The plan is called Let’s Move Nashville. If approved, parts of it could go into place in 2019, with the final phase to be completed in 2032.

It calls for 26 miles of light rail, four rapid bus routes and an underground tunnel through downtown Nashville.

Details include:

  • State of the art electric buses, cross-town routes, buses running 20 hours a day with 15-minute peak service on the busies routes.
  • Rapid bus service along Dickerson Rd., Hillsboro Rd., West End Ave. and the Bordeaux route.
  • A Light Rail network to being operations in 2026, starting with the area’s busiest corridors along Gallatin Rd., Nolensville Rd., Charlotte Ave. and Murfreesboro Rd. to the airport. A light rail line using existing rails would run along the Northwest Corridor to Buchanan St. near Tennessee State University.

The most controversial proposal is for an underground tunnel downtown, connecting the light rail network from north to south. It would run from 5th Ave. to Charlotte, with an entrance at 5th and Broadway near Bridgestone Arena.

Funding for this plan would come from the IMPROVE act, approved by the state legislature earlier this year.  Plus the Mayor says Metro will seek federal grants.

The proposal also includes four tax surcharges:

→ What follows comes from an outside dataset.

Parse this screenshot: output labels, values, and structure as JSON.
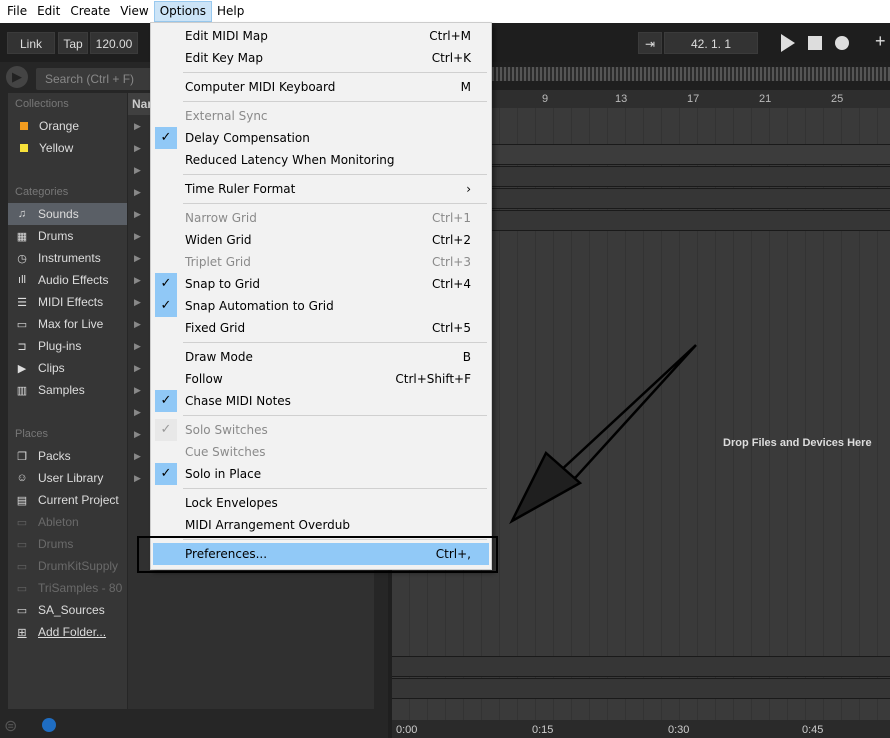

  • ½ percent sales tax surcharge starting July, 2018, going up to one percent in 2023
  • ¼ percent surcharge on the hotel/motel tax
  • 20 percent surcharge on rental car tax
  • 20 percent surcharge on the business and excise tax.

Adoption of this plan requires voter approval. Metro Council will be asked to put a referendum on the ballot on May 1, 2018

The Mayor said after many years of study, feedback from community members and coordination at state and local levels, the city is ready to move forward with a transportation solution.

As a show of support, three former mayors attended Tuesday’s announcement: Bill Purcell, Karl Dean and Phil Bredesen, who’s considering a run for U.S. Senate.

Many people have been working behind the scenes to build support for Let’s Move Nashville.

For months, supporters have been collecting signatures to get the issue on the ballot.

There will be 6 public events to discuss the transit plan. The Mayor’s Office, Metro Public Works, and MTA will be hosting a series of open houses throughout Davidson County, starting with neighborhoods along the light rail corridors:

  • Downtown Corridor: Nashville Farmers’ Market Food Court area – Thursday, Oct. 26; 5:30 p.m. – 7:30 p.m.
  • Northwest Corridor: Tennessee State University, Elliott Hall – Thursday, Nov. 2; 6 p.m. – 8 p.m.
  • Charlotte Avenue Corridor: Lentz Public Health Center, Centennial Rooms – Thursday, Nov. 9; 6 p.m. – 8 p.m.
  • Murfreesboro Road Corridor: Trevecca, Tarter Student Activity Center – Tuesday, Nov. 14; 6 p.m. – 8 p.m.
  • Nolensville Road Corridor: Coleman Park, Gym – Saturday, Nov. 18; 12 p.m. – 2 p.m.
  • Gallatin Road Corridor: East Nashville Magnet High – Monday, Nov. 20; 6 p.m. – 8 p.m.